    — Wesley, Owl Eyes Editor
  37. The first section of the poem describes the “hollow men” referenced in the poem’s title and introduces a contrast between the past, established in the epigraph, and the present. Modernist poets focused on life in the post-World War I world and the effects of mass industrialization on society and the individual.

    — Wesley, Owl Eyes Editor
  38. The phrase alludes to the historical celebration of Guy Fawkes Day (November 5) in England. After plotting unsuccessfully to assassinate King James I and blow up the Parliament, Fawkes was captured on November 5, 1605, and subsequently executed as a traitor. In celebrating the day, children would walk through the streets carrying stuffed dummies representing Fawkes and call out this refrain as they begged for pennies to buy fireworks. “Old Guy” refers to their effigies of Fawkes.

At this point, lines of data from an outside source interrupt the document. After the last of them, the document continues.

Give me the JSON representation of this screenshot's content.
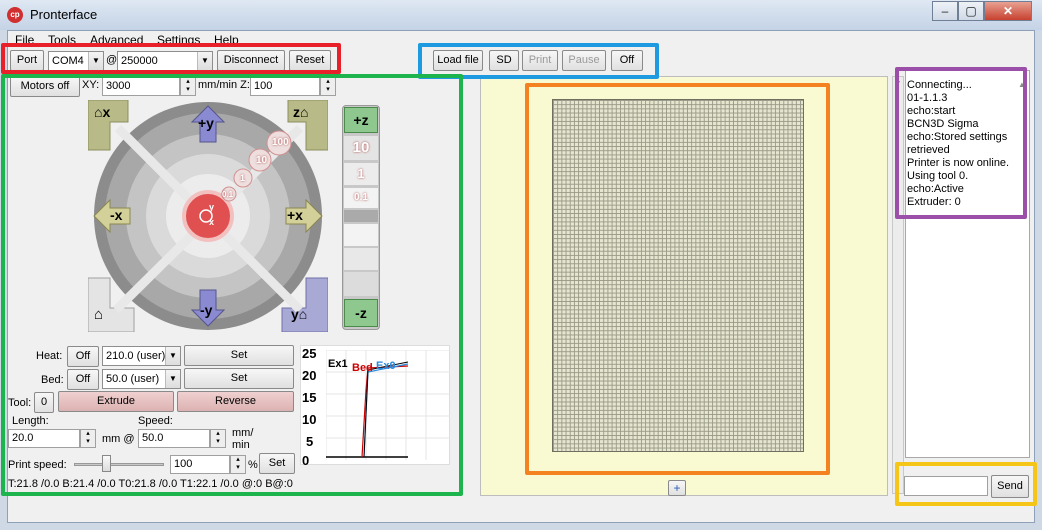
{
  "window": {
    "title": "Pronterface",
    "minimize": "–",
    "maximize": "▢",
    "close": "✕"
  },
  "menu": [
    "File",
    "Tools",
    "Advanced",
    "Settings",
    "Help"
  ],
  "connection": {
    "port_label": "Port",
    "port": "COM4",
    "at": "@",
    "baud": "250000",
    "disconnect": "Disconnect",
    "reset": "Reset"
  },
  "filebar": {
    "load": "Load file",
    "sd": "SD",
    "print": "Print",
    "pause": "Pause",
    "off": "Off"
  },
  "motion": {
    "motors_off": "Motors off",
    "xy_label": "XY:",
    "xy_value": "3000",
    "xy_unit": "mm/min Z:",
    "z_value": "100"
  },
  "jog": {
    "home_x": "x",
    "home_z": "z",
    "plus_y": "+y",
    "minus_y": "-y",
    "minus_x": "-x",
    "plus_x": "+x",
    "plus_z": "+z",
    "minus_z": "-z",
    "steps": [
      "100",
      "10",
      "1",
      "0.1"
    ],
    "center_y": "y",
    "center_x": "x"
  },
  "heat": {
    "heat_label": "Heat:",
    "heat_off": "Off",
    "heat_value": "210.0 (user)",
    "set": "Set",
    "bed_label": "Bed:",
    "bed_off": "Off",
    "bed_value": "50.0 (user)"
  },
  "tool": {
    "label": "Tool:",
    "value": "0",
    "extrude": "Extrude",
    "reverse": "Reverse"
  },
  "extrusion": {
    "length_label": "Length:",
    "length": "20.0",
    "mm_at": "mm @",
    "speed_label": "Speed:",
    "speed": "50.0",
    "unit1": "mm/",
    "unit2": "min"
  },
  "printspeed": {
    "label": "Print speed:",
    "value": "100",
    "pct": "%",
    "set": "Set"
  },
  "status": "T:21.8 /0.0 B:21.4 /0.0 T0:21.8 /0.0 T1:22.1 /0.0 @:0 B@:0",
  "graph": {
    "yticks": [
      "25",
      "20",
      "15",
      "10",
      "5",
      "0"
    ],
    "ex1": "Ex1",
    "bed": "Bed",
    "ex0": "Ex0",
    "colors": {
      "ex1": "#000000",
      "bed": "#cc0000",
      "ex0": "#2a8adb"
    }
  },
  "log": [
    "Connecting...",
    "01-1.1.3",
    "echo:start",
    "BCN3D Sigma",
    "echo:Stored settings",
    "retrieved",
    "Printer is now online.",
    "Using tool 0.",
    "echo:Active",
    "Extruder: 0"
  ],
  "send": {
    "label": "Send",
    "placeholder": ""
  },
  "plate": {
    "plus": "+"
  },
  "highlight_colors": {
    "connection": "#e8202a",
    "files": "#1e9be0",
    "controls": "#1db34d",
    "plate": "#f58220",
    "log": "#9b4fa8",
    "send": "#f5c518"
  }
}
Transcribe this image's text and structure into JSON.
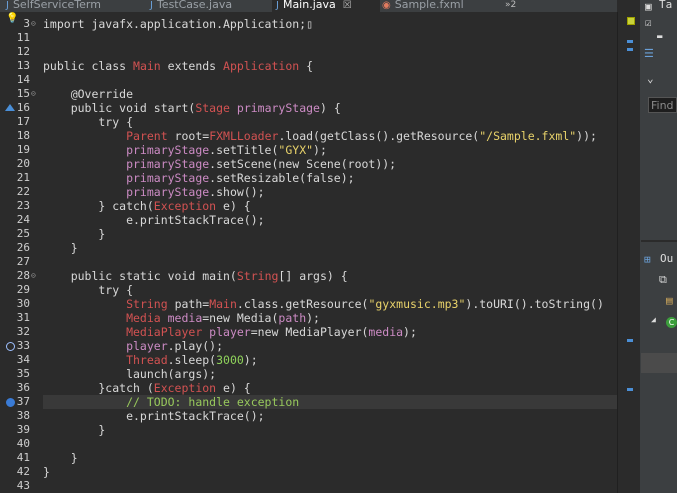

    — Wesley, Owl Eyes Editor
  39. The poem begins with an epigraph that consists of a literary allusion in this line followed by an allusion to English history in the next. “Mistah Kurtz” refers to a primary character in Joseph Conrad’s Heart of Darkness (1899): An ivory trader in the Belgium Congo, Kurtz goes into the jungle intent on improving the lives of native Africans, but cut off from civilization, he becomes a depraved demigod, morally corrupted by his charismatic power over them.

    — Wesley, Owl Eyes Editor